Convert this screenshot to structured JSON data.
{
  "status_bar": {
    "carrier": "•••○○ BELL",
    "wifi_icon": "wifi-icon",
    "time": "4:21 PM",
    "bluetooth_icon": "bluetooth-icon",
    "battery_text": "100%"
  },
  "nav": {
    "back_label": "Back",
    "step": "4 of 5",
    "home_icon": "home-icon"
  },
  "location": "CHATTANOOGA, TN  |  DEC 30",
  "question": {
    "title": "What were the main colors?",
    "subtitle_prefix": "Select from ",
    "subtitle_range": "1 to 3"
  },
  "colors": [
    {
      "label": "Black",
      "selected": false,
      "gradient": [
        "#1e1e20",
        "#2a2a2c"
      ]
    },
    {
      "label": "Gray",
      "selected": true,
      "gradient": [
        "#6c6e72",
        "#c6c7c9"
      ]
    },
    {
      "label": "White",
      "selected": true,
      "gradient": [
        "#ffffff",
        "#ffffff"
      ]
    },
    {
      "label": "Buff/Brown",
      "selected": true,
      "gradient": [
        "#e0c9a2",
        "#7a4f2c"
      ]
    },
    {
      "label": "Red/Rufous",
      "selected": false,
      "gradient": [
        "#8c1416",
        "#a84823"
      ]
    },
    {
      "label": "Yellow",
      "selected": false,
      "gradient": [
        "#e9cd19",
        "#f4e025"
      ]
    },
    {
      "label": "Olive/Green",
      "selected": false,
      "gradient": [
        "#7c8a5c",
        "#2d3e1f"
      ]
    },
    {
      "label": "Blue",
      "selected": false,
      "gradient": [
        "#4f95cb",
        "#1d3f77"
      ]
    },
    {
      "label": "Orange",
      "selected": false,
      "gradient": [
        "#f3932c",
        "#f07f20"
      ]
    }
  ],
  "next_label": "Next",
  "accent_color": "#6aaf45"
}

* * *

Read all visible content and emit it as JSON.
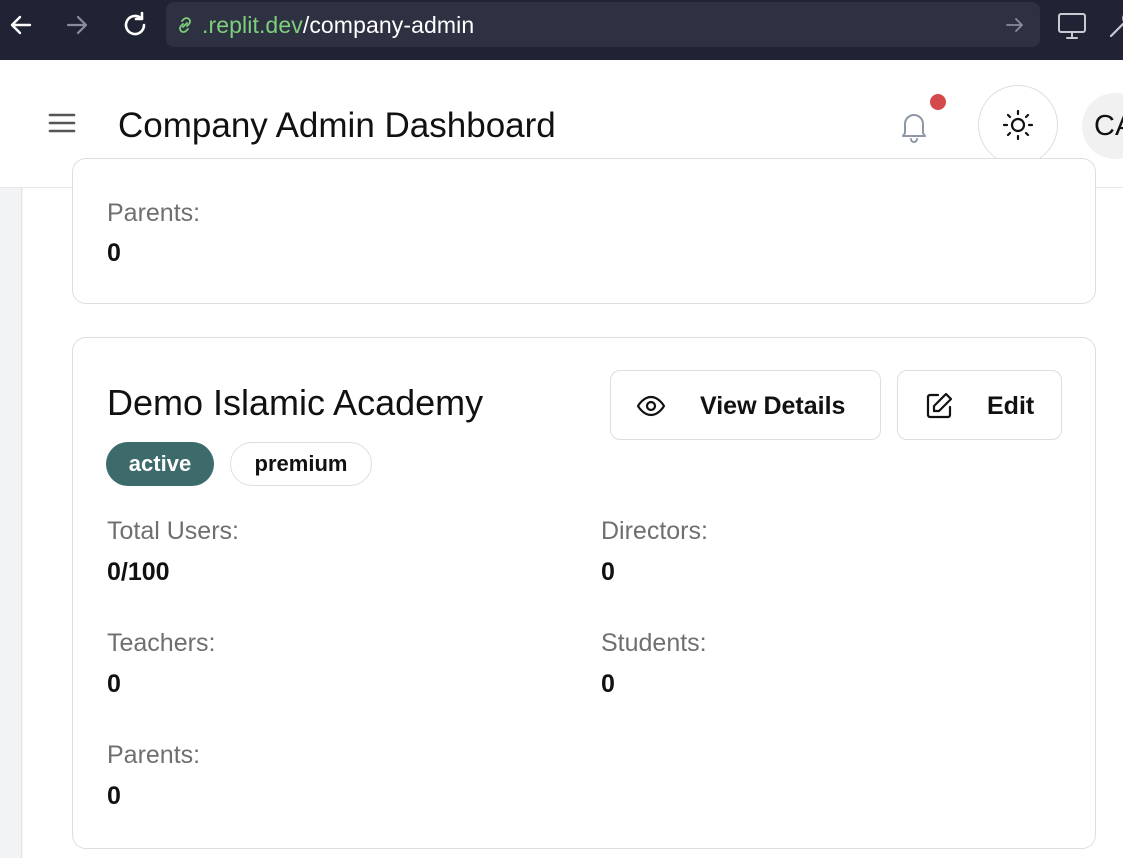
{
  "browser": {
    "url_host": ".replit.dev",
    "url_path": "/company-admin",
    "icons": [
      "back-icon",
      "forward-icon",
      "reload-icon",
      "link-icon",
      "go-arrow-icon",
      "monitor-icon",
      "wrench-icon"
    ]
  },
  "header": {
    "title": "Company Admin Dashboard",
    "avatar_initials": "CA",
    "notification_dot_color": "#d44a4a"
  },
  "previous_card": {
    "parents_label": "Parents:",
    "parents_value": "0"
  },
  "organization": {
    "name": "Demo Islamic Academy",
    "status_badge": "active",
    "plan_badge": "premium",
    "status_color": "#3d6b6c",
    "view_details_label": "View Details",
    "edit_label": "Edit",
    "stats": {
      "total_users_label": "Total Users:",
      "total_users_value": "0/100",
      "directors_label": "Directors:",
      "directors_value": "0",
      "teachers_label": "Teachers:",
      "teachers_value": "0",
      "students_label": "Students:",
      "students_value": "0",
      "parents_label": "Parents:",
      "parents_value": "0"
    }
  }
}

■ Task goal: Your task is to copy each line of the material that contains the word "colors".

■ Answer to this problem:
    "title": "What were the main colors?",
  "colors": [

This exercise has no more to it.